The insurer’s argument is simple, relying directly on the statute’s reference to a “party in interest.” The statute does not define the term directly, though it does specify that it includes “the debtor, the trustee, a creditors’ committee, [and] a creditor.” For the insurer, the best approach is to look to dictionary definitions – which would reach any entity “concerned or affected” by the decision – or to the court’s prior holding that older statutes using the phrase apply whenever the proceeding “may directly and adversely affect the complainant’s welfare.” Because the disclosure requirements in the plan directly affect the likelihood that the insurer will be forced to pay fraudulent claims, it contends that those definitions bring it well within the statute’s range. Separately, the insurer points out that it is a creditor of the debtor because it is a party to contracts with the debtor – its insurance contracts. Because the statutory definition explicitly includes all “creditor[s],” the insurer offers that as a second reason for recognizing it as a party in interest.

The asbestos claimants and Kaiser Gypsum itself (the debtor) filed separate briefs supporting the exclusion of the insurer from the process, but they both make much the same argument. In substance, they argue that the insurer is not a party in interest because the plan alters none of its pre-petition rights or obligations. The proposed plan does not change any of the rights that the insurer had before bankruptcy; it leaves the insurer exactly where it would have been had there been no bankruptcy at all. They argue that a plan that makes no change from the “status quo ante” can not make the insurer a party in interest, even if the insurer would prefer a different plan that did change its status. Nor does the existence of contracts between Kaiser and the insurer make it a party in interest, they say, because Kaiser is paying all of the deductibles owed to the insurer under those contracts.

My strong sense is that the justices will view this as a simple case, for which they will pick one of the two ways of looking at it. Starting from the outside, my guess is that the insurance company has much the better of it because it has a readily understood objection to the plan, founded directly on an expected monetary loss.
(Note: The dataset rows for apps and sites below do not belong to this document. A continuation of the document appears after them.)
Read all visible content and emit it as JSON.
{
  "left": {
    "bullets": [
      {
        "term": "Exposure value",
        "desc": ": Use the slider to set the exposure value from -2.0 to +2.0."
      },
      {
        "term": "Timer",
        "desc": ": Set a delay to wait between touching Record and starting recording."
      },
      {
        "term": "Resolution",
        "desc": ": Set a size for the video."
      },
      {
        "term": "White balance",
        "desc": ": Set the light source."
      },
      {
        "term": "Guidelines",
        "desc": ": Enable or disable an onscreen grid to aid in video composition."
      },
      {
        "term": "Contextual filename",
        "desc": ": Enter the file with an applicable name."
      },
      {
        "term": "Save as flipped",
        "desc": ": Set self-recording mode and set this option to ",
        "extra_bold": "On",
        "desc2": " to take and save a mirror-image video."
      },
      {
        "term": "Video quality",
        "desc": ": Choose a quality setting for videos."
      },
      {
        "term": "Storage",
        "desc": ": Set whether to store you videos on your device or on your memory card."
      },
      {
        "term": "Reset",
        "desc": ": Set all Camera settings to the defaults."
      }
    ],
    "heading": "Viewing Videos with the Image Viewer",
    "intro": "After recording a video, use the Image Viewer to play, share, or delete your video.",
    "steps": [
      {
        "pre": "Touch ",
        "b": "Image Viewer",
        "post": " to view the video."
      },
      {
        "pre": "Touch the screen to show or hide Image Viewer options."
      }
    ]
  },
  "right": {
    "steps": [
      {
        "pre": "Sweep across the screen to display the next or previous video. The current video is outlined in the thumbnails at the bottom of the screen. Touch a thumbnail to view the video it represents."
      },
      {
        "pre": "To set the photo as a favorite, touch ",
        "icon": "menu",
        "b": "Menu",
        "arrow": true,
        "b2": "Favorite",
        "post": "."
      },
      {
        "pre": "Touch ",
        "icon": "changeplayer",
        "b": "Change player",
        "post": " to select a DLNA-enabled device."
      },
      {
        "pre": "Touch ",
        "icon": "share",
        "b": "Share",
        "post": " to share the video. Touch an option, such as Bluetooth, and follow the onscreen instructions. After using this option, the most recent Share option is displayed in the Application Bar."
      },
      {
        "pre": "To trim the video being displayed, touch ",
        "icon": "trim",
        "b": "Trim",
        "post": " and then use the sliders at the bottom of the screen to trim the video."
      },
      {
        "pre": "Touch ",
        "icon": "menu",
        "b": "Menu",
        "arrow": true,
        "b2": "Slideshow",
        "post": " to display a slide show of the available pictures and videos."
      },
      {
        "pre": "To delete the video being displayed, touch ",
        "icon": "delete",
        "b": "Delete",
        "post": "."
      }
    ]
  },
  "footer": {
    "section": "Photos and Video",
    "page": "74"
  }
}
And it certainly doesn’t hurt that the debtor’s plan borders on corruption in its facilitation of questionable claims.

Having said that, some justices well might be attracted to the idea that the insurer has no standing to interfere in a bankruptcy that leaves it precisely where it was before the filing, envisioning a bankruptcy system designed for the most part to leave state-law entitlements where it finds them.

Recommended Citation: Ronald Mann, Court faces dispute over insurer’s rights in asbestos bankruptcy plan, SCOTUSblog (Mar. 15, 2024, 11:41 AM),